“My wish is for this animation to be used widely as a learning and development aid for school staff, professionals and families. I know I’m not just speaking for myself when I say that school can be an incredibly difficult environment for people with neurodiversities and I hope this animation will help staff and pupils understand what someone can be experiencing at school and the impact of these experiences both at school and at home.
“While the film shows my story, it has been created in partnership with a number of other young people in #JunX10n who all have similar experiences. I wanted to reassure other people feeling the way I did that they’re not alone. It can be incredibly isolating at times and easy to feel like you don’t belong or ‘fit in’ but that says more about society than it does about us as individuals.”
A collaborative tool, the short animation utilises the skills and expertise of some of the young people currently supported by the #JunX10n transitional support service offered by the Donaldson Trust. From contributing to the beautiful illustrations through to the stop motion animations, set design and creation, and additions to the music, it showcases the realities faced by many young people across the country and the impact that early experiences can have on adult life.
Laura Watkins, Chief Executive of the Donaldson Trust, said: “Today is the first day of Neurodiversity Celebration Week and it seemed a fitting tribute to release our first educational tool, Walk in My Shoes. As Scotland’s national charity for neurodiversity we aim to create similar tools for a range of neurodiversities, with our corporate and strategic partners.
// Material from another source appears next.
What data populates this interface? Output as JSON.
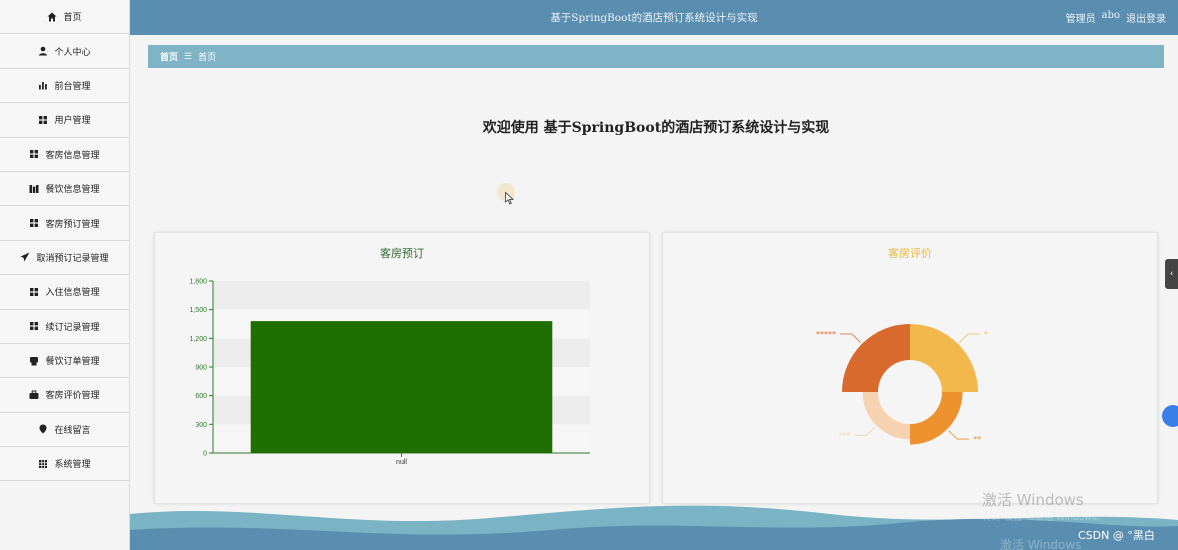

“By developing this resource, we hope that education establishments will consider using the animation to show teachers and pupils from a young age what neurodiversity is and the impact a lack of understanding and support can have on individuals. If we look at the way society has changed its perceptions on mental health and the public discussions around this which are taking place across the country, we can see that a similar approach would benefit the awareness raising of neurodiversity across educational establishments. While neurodiversities can be hidden conditions, that doesn’t mean they should remain hidden. We need to talk about them publicly and work together to support neurodivergent people and help improve their life experiences.
“I am incredibly proud of Erin and everyone involved in creating this animation in #JunX10n. It was initially for Erin to share her story, but I believe her courage will allow Erin and the Donaldson Trust to truly make an impact on changing the way neurodiversity is understood within educational establishments in the UK.”
Produced by Muckle Hen in partnership with the young people at #JunX10n, and jointly funded by the Donaldson Trust and the John and Lorna Wing Foundation, the full Walk In My Shoes animation can be viewed at www.donaldsons.org.uk/walk-in-my-shoes. The original narrative on which the animation was based was written by Erin Davidson with the interview conducted by Ruth Moyse from the University of Reading.
The Donaldson Trust is a registered charity which supports neurodiverse people of all ages through its three core services: the Learning Centre, a school for children aged 5 to 18 with complex additional support needs; #JunX10n, a transitional support service for children and young adults aged 14 – 25; and Connect, a service that works in partnership with individuals, organisations and businesses to increase the understanding of neurodiversity and improve the experiences of neurodivergent people.
Notes to editors
¹According to ACAS, the Advisory, Conciliation and Arbitration Service: www.archive.acas.org.uk/neurodiversity.
²The Not included, not engaged, not involved survey and its findings on school exclusions due to autism and associated neurological conditions can be found here: www.notengaged.com.